First, make sure to pre-treat your silk organza just as you pre-treat your fashion fabric. There is no sense going through all that extra work to have everything shift and shrink after the first wash. A dunking in water may change the hand of the organza slightly, but it will retain its crispness and stability, which is what we want!
Using your pattern piece, cut out the pieces needing stabilization in organza. Before removing the pattern, flip the pinned pieces so that the organza faces up. Mark darts, and all necessary symbols in chalk or your preferred method.
Feel free to mark up the organza with grainlines, and anything else you think will come in handy later. Unless your fashion fabric is white or very sheer, those chalk marks are not going to show through.

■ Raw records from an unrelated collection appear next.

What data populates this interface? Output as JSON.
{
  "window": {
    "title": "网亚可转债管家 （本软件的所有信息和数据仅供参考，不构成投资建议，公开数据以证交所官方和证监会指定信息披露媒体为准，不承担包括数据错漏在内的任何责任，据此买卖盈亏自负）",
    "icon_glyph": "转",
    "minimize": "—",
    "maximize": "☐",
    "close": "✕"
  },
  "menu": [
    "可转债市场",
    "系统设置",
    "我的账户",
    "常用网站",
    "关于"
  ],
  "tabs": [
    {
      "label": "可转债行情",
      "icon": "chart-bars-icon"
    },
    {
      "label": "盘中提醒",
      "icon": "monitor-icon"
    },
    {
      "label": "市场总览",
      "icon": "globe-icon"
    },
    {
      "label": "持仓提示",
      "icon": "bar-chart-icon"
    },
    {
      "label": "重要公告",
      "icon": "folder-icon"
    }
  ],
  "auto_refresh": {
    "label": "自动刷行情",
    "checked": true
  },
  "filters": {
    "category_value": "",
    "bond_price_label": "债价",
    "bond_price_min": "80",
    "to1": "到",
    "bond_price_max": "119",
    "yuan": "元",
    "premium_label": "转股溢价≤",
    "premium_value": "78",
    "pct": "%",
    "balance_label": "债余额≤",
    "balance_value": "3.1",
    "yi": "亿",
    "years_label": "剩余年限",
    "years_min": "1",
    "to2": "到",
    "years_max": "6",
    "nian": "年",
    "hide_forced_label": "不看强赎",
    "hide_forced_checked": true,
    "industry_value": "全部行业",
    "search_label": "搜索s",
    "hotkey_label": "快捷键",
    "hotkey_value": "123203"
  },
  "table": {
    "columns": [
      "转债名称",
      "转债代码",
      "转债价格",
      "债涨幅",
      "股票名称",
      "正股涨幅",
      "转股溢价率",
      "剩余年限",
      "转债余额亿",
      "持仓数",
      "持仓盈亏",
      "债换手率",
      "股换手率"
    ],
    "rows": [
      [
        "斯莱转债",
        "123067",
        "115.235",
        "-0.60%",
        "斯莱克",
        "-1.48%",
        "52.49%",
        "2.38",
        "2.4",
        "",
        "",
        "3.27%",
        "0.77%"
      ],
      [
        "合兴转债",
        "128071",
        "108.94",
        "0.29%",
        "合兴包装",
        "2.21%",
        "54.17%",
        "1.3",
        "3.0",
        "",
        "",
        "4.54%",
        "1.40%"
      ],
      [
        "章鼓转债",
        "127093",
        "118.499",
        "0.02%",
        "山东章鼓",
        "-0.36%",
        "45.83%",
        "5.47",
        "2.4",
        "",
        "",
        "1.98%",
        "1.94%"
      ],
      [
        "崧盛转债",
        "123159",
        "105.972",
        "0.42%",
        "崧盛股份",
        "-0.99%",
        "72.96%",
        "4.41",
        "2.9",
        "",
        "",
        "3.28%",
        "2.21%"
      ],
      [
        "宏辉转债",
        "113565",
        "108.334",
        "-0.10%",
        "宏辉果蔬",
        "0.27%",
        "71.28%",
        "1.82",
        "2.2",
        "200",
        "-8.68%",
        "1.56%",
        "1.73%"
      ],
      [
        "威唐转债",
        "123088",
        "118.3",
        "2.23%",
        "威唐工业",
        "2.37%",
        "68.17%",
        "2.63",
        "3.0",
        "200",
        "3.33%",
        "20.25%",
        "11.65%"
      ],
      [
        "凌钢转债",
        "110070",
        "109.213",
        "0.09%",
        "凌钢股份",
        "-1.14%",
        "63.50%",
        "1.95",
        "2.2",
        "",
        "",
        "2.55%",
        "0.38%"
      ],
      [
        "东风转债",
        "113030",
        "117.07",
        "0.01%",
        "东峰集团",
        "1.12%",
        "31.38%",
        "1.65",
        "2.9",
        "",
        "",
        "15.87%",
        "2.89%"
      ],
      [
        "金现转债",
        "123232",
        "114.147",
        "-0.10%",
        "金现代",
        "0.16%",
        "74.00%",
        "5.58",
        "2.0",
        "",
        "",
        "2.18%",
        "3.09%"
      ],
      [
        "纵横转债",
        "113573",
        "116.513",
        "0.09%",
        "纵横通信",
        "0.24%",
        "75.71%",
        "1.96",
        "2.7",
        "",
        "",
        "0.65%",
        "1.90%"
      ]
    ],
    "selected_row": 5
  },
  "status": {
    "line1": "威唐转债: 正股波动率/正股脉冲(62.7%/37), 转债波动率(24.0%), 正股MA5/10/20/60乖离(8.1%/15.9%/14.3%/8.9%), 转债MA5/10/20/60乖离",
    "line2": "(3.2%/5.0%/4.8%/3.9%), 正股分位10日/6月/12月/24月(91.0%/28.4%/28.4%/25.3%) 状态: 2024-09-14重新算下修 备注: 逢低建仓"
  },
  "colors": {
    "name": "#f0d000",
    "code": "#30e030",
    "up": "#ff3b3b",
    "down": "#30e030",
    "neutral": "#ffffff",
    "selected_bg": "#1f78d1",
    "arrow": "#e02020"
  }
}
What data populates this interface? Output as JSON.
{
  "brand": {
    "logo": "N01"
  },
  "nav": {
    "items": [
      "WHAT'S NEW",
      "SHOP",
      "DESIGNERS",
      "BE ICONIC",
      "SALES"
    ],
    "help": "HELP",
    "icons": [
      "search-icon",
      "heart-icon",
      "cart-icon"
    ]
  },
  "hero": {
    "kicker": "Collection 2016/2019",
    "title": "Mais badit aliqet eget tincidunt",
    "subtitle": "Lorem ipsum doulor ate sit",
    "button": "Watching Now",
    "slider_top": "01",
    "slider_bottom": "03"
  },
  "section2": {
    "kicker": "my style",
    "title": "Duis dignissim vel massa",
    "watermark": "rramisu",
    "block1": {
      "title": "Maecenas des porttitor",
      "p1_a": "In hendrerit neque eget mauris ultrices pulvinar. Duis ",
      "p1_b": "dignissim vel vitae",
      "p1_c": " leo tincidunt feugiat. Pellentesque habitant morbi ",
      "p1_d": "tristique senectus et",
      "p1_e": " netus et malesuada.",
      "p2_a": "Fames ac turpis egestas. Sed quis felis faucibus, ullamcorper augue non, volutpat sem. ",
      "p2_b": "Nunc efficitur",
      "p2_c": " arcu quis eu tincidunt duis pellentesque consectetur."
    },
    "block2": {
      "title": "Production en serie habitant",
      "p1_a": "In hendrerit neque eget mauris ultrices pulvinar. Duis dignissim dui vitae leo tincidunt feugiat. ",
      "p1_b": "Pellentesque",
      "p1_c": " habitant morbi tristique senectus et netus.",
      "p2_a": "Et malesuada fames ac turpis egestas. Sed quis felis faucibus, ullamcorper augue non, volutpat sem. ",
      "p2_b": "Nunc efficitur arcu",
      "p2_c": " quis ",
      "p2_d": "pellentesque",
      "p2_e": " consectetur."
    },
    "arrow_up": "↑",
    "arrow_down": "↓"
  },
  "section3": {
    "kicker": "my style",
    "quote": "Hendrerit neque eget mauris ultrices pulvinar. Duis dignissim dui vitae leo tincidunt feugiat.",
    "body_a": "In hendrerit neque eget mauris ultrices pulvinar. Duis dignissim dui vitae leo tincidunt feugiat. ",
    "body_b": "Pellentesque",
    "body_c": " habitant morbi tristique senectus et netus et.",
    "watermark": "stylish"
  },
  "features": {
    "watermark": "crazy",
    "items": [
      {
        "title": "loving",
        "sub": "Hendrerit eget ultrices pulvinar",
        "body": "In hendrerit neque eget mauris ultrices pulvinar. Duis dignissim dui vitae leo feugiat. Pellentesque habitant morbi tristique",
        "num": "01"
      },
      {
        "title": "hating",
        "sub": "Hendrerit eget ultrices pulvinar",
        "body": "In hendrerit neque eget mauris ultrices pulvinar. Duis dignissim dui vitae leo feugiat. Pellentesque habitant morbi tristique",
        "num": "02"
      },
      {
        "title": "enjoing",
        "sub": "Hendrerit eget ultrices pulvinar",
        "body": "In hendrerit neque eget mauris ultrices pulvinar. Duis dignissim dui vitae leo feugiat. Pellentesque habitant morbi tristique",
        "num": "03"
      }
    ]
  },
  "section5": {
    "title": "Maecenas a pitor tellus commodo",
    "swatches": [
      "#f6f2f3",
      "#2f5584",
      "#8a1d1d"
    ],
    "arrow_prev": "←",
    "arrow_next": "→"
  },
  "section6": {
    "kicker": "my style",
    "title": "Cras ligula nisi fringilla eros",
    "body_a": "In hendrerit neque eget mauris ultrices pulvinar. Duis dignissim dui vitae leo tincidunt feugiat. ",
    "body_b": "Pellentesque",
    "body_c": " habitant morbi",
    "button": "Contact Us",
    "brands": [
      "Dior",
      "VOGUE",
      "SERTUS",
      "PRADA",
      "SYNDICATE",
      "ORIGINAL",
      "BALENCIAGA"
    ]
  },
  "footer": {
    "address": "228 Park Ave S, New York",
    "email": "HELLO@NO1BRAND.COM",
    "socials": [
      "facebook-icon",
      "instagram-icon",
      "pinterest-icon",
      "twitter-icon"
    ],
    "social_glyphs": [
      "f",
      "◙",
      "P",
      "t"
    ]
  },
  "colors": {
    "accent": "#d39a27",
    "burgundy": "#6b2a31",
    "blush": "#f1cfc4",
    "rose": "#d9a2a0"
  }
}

This is especially helpful with fabrics that are a challenge to mark, like chenille! If you think your markings are not showing very well on the organza, place it over your fabric, and they will often pop with a bit of background contrast.
The marked organza is now placed on the WRONG side of your fabric, and pinned carefully into place. Before you cut anything out, it is time to baste the two layers together. I like to use silk thread for this purpose because it makes hand sewing more enjoyable, and should you need to remove your stitches later on, the thread will pull out smoothly without marring your fabric!
And make sure that duplicate pieces are placed correctly. You do not want to baste an entire piece only to find that you have two left side back skirt pieces!
This particular dress has a center back pleat, and to ensure that the organza did not shift during construction, I stitched along that line as well, making sure that particular line of stitching was invisible from the right side of the fabric. This also helps to stabilize those fold lines in the drapey chenille.
Any darts should be basted just inside the stitching line. To help keep the two layers from shifting, it is a good idea to baste through the center of the dart as well.
Now you are ready to begin the construction of your garment. And there you have it – a fitted skirt made from a fabric with quite a bit of drape that will retain its shape.
For this particular project, I also used the organza to stabilize the back stay, made from rayon satin . . .
and to give a bit more oomph to the pleated back bodice pieces.
Have fun playing with silk organza – it really is the perfect addition to the sewing room, right along with your essentials like good sewing sheers, pins, and an iron.
Just make sure to avoid the polyester stuff - it will only lead to tears!
[The fabric for this dress was received in exchange for my contributions as a Britex Guest Blogger.]